▶ **TASK BRIEF**
What lines in the material hold the string "Stock"? Return every one of them.

------------------------------------------------------------------------

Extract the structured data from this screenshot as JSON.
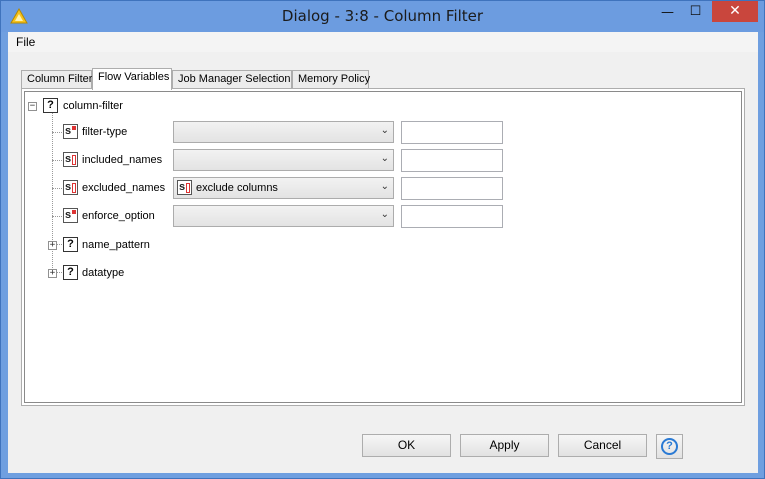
{
  "window": {
    "title": "Dialog - 3:8 - Column Filter",
    "minimize_glyph": "—",
    "maximize_glyph": "☐",
    "close_glyph": "✕"
  },
  "menu": {
    "file": "File"
  },
  "tabs": [
    {
      "label": "Column Filter",
      "active": false
    },
    {
      "label": "Flow Variables",
      "active": true
    },
    {
      "label": "Job Manager Selection",
      "active": false
    },
    {
      "label": "Memory Policy",
      "active": false
    }
  ],
  "tree": {
    "root": {
      "label": "column-filter",
      "icon": "question-icon",
      "expander": "−"
    },
    "children": [
      {
        "label": "filter-type",
        "icon": "string-variable-icon",
        "combo_value": "",
        "text_value": ""
      },
      {
        "label": "included_names",
        "icon": "string-array-variable-icon",
        "combo_value": "",
        "text_value": ""
      },
      {
        "label": "excluded_names",
        "icon": "string-array-variable-icon",
        "combo_value": "exclude columns",
        "text_value": ""
      },
      {
        "label": "enforce_option",
        "icon": "string-variable-icon",
        "combo_value": "",
        "text_value": ""
      },
      {
        "label": "name_pattern",
        "icon": "question-icon",
        "expander": "+"
      },
      {
        "label": "datatype",
        "icon": "question-icon",
        "expander": "+"
      }
    ]
  },
  "buttons": {
    "ok": "OK",
    "apply": "Apply",
    "cancel": "Cancel",
    "help": "?"
  },
  "icon_glyphs": {
    "question": "?",
    "string": "s",
    "combo_arrow": "⌄"
  },
  "colors": {
    "titlebar": "#6c9ce0",
    "close": "#c9463d",
    "variable_accent": "#d33333",
    "help": "#2a7ad4"
  }
}
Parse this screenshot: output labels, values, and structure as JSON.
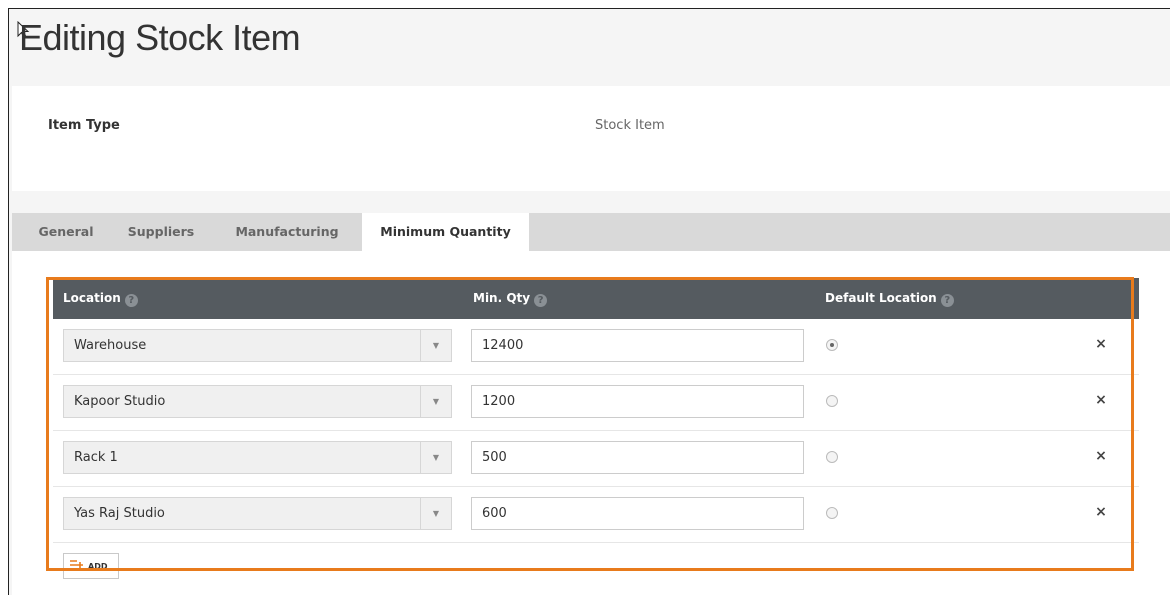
{
  "page": {
    "title": "Editing Stock Item"
  },
  "info": {
    "item_type_label": "Item Type",
    "item_type_value": "Stock Item"
  },
  "tabs": [
    {
      "label": "General"
    },
    {
      "label": "Suppliers"
    },
    {
      "label": "Manufacturing"
    },
    {
      "label": "Minimum Quantity",
      "active": true
    }
  ],
  "grid": {
    "columns": {
      "location": "Location",
      "min_qty": "Min. Qty",
      "default_location": "Default Location"
    },
    "help_glyph": "?",
    "dropdown_glyph": "▼",
    "remove_glyph": "×",
    "rows": [
      {
        "location": "Warehouse",
        "min_qty": "12400",
        "default": true
      },
      {
        "location": "Kapoor Studio",
        "min_qty": "1200",
        "default": false
      },
      {
        "location": "Rack 1",
        "min_qty": "500",
        "default": false
      },
      {
        "location": "Yas Raj Studio",
        "min_qty": "600",
        "default": false
      }
    ],
    "add_label": "ADD"
  },
  "colors": {
    "highlight": "#e87b1c",
    "header_bg": "#555b60",
    "tab_bar_bg": "#d9d9d9"
  },
  "icons": {
    "cursor": "mouse-pointer-icon",
    "help": "help-circle-icon",
    "dropdown": "chevron-down-icon",
    "remove": "close-icon",
    "add": "add-rows-icon"
  }
}
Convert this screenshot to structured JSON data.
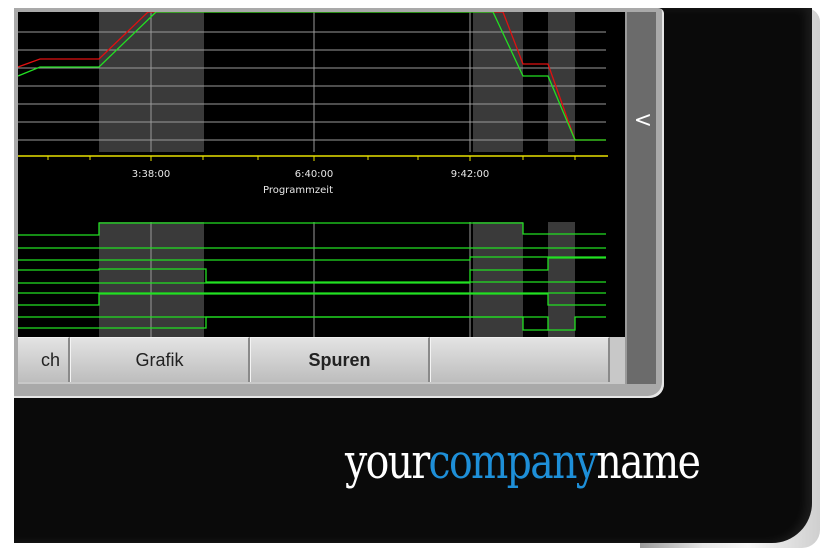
{
  "axis": {
    "x_title": "Programmzeit",
    "ticks": [
      "3:38:00",
      "6:40:00",
      "9:42:00"
    ]
  },
  "tabs": [
    {
      "label": "ch",
      "bold": false
    },
    {
      "label": "Grafik",
      "bold": false
    },
    {
      "label": "Spuren",
      "bold": true
    },
    {
      "label": "",
      "bold": false
    }
  ],
  "side": {
    "collapse_icon": "<"
  },
  "logo": {
    "part1": "your",
    "part2": "company",
    "part3": "name"
  },
  "colors": {
    "red_trace": "#e01010",
    "green_trace": "#22e022",
    "axis": "#e8e000",
    "shade": "#3a3a3a",
    "logo_blue": "#1e8fd8"
  }
}
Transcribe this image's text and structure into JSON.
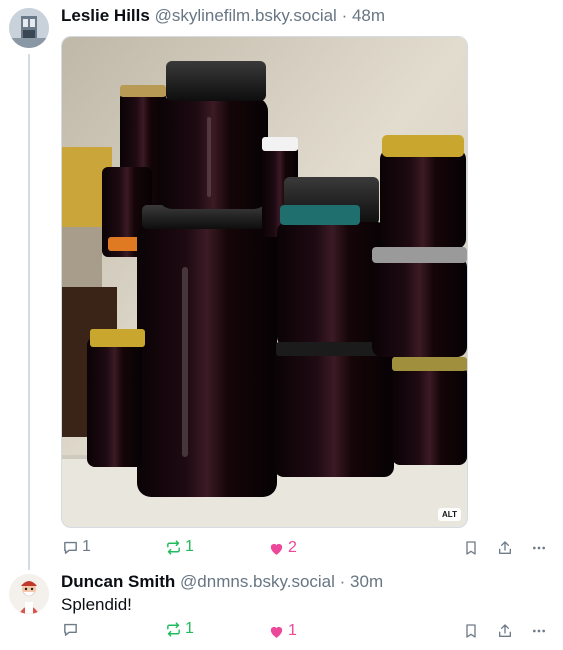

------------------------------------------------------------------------

▶ **SOLUTION**
    "title": "Editing Stock Item"
    "item_type_value": "Stock Item"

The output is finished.